Joshua Bird reviews China at its Limits, by Matthias Messmer and Hsin-Mei Chuang

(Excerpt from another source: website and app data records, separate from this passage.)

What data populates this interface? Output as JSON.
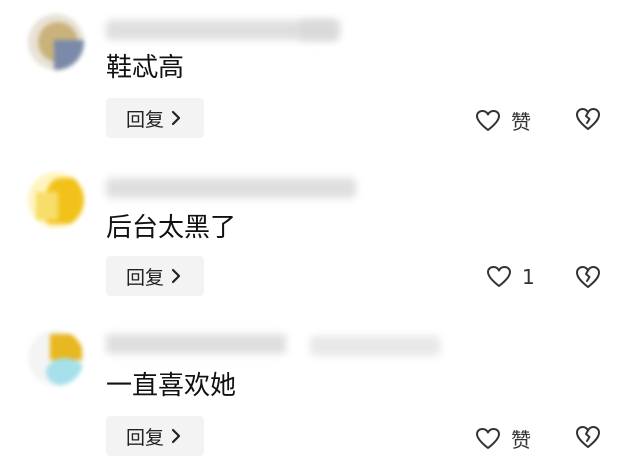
{
  "comments": [
    {
      "text": "鞋忒高",
      "reply_label": "回复",
      "like_label": "赞",
      "avatar_colors": [
        "#c9b27c",
        "#7a8aa8",
        "#e8e2d6"
      ]
    },
    {
      "text": "后台太黑了",
      "reply_label": "回复",
      "like_label": "1",
      "avatar_colors": [
        "#f2c21b",
        "#f7dd6a",
        "#fff4c0"
      ]
    },
    {
      "text": "一直喜欢她",
      "reply_label": "回复",
      "like_label": "赞",
      "avatar_colors": [
        "#e8b820",
        "#a6e0ea",
        "#f4f4f4"
      ]
    }
  ],
  "icons": {
    "like": "heart-outline-icon",
    "dislike": "broken-heart-icon",
    "chevron": "chevron-right-icon"
  },
  "colors": {
    "text": "#111111",
    "button_bg": "#f3f3f3",
    "icon": "#333333"
  }
}
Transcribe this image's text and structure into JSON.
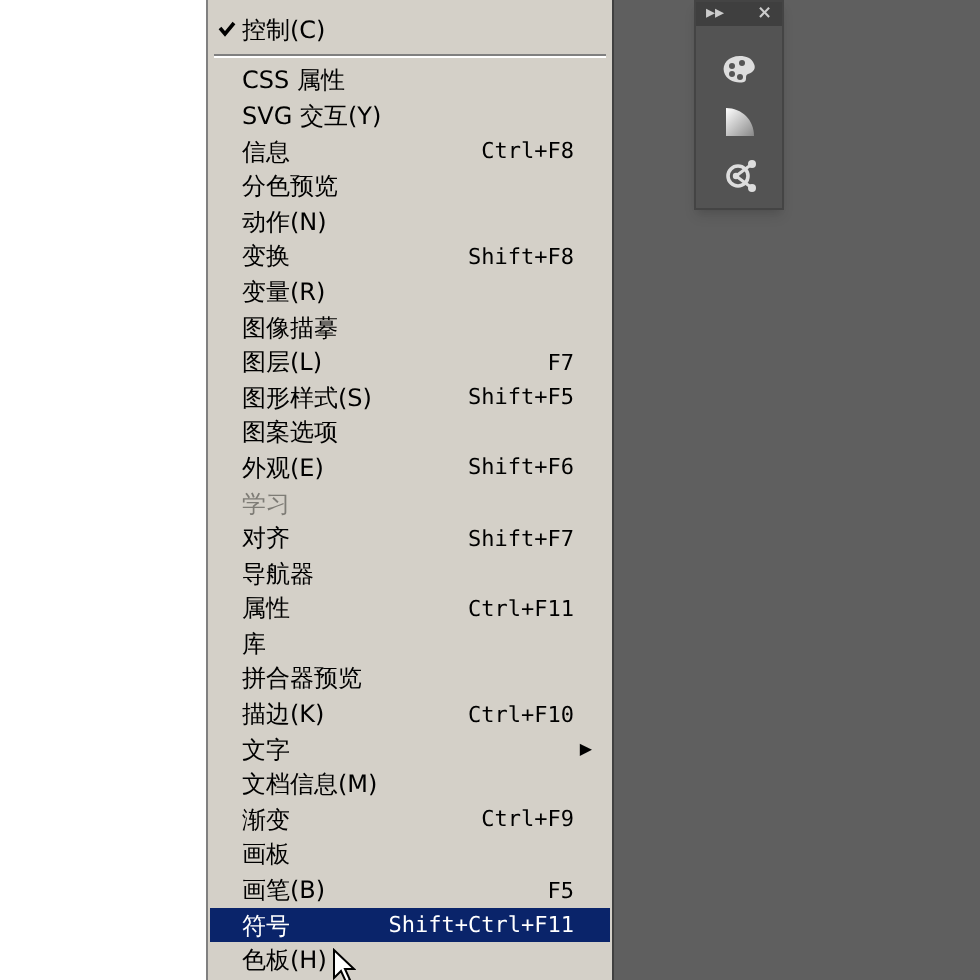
{
  "menu": {
    "items": [
      {
        "kind": "item",
        "label": "控制(C)",
        "checked": true,
        "disabled": false,
        "selected": false
      },
      {
        "kind": "separator"
      },
      {
        "kind": "item",
        "label": "CSS 属性",
        "checked": false,
        "disabled": false,
        "selected": false
      },
      {
        "kind": "item",
        "label": "SVG 交互(Y)",
        "checked": false,
        "disabled": false,
        "selected": false
      },
      {
        "kind": "item",
        "label": "信息",
        "shortcut": "Ctrl+F8",
        "checked": false,
        "disabled": false,
        "selected": false
      },
      {
        "kind": "item",
        "label": "分色预览",
        "checked": false,
        "disabled": false,
        "selected": false
      },
      {
        "kind": "item",
        "label": "动作(N)",
        "checked": false,
        "disabled": false,
        "selected": false
      },
      {
        "kind": "item",
        "label": "变换",
        "shortcut": "Shift+F8",
        "checked": false,
        "disabled": false,
        "selected": false
      },
      {
        "kind": "item",
        "label": "变量(R)",
        "checked": false,
        "disabled": false,
        "selected": false
      },
      {
        "kind": "item",
        "label": "图像描摹",
        "checked": false,
        "disabled": false,
        "selected": false
      },
      {
        "kind": "item",
        "label": "图层(L)",
        "shortcut": "F7",
        "checked": false,
        "disabled": false,
        "selected": false
      },
      {
        "kind": "item",
        "label": "图形样式(S)",
        "shortcut": "Shift+F5",
        "checked": false,
        "disabled": false,
        "selected": false
      },
      {
        "kind": "item",
        "label": "图案选项",
        "checked": false,
        "disabled": false,
        "selected": false
      },
      {
        "kind": "item",
        "label": "外观(E)",
        "shortcut": "Shift+F6",
        "checked": false,
        "disabled": false,
        "selected": false
      },
      {
        "kind": "item",
        "label": "学习",
        "checked": false,
        "disabled": true,
        "selected": false
      },
      {
        "kind": "item",
        "label": "对齐",
        "shortcut": "Shift+F7",
        "checked": false,
        "disabled": false,
        "selected": false
      },
      {
        "kind": "item",
        "label": "导航器",
        "checked": false,
        "disabled": false,
        "selected": false
      },
      {
        "kind": "item",
        "label": "属性",
        "shortcut": "Ctrl+F11",
        "checked": false,
        "disabled": false,
        "selected": false
      },
      {
        "kind": "item",
        "label": "库",
        "checked": false,
        "disabled": false,
        "selected": false
      },
      {
        "kind": "item",
        "label": "拼合器预览",
        "checked": false,
        "disabled": false,
        "selected": false
      },
      {
        "kind": "item",
        "label": "描边(K)",
        "shortcut": "Ctrl+F10",
        "checked": false,
        "disabled": false,
        "selected": false
      },
      {
        "kind": "submenu",
        "label": "文字",
        "submenu_arrow": "▶",
        "checked": false,
        "disabled": false,
        "selected": false
      },
      {
        "kind": "item",
        "label": "文档信息(M)",
        "checked": false,
        "disabled": false,
        "selected": false
      },
      {
        "kind": "item",
        "label": "渐变",
        "shortcut": "Ctrl+F9",
        "checked": false,
        "disabled": false,
        "selected": false
      },
      {
        "kind": "item",
        "label": "画板",
        "checked": false,
        "disabled": false,
        "selected": false
      },
      {
        "kind": "item",
        "label": "画笔(B)",
        "shortcut": "F5",
        "checked": false,
        "disabled": false,
        "selected": false
      },
      {
        "kind": "item",
        "label": "符号",
        "shortcut": "Shift+Ctrl+F11",
        "checked": false,
        "disabled": false,
        "selected": true
      },
      {
        "kind": "item",
        "label": "色板(H)",
        "checked": false,
        "disabled": false,
        "selected": false
      }
    ]
  },
  "panel": {
    "expand_glyph": "▸▸",
    "close_glyph": "×"
  }
}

China shares its borders with 14 other countries, more than almost any other nation. Its near neighbors represent a diverse collection, from dominant powers such as Russia and India, to the smaller emerging nations of Laos and Bhutan. Throughout China’s history, it is through these borders that the influencing forces of trade, ideology and imperialism have traveled. China’s border regions have resumed their importance in recent years, with political protest among the country’s ethnic minorities in Xinjiang and Tibet, and the development of the Belt and Road Initiative – which seeks to further bind China’s neighbors to its economic agenda through the creation of a “New Silk Road.” China’s borders represent an opportunity for trade and cultural exchange, but also a risk for political agitation, terrorism and even military conflict.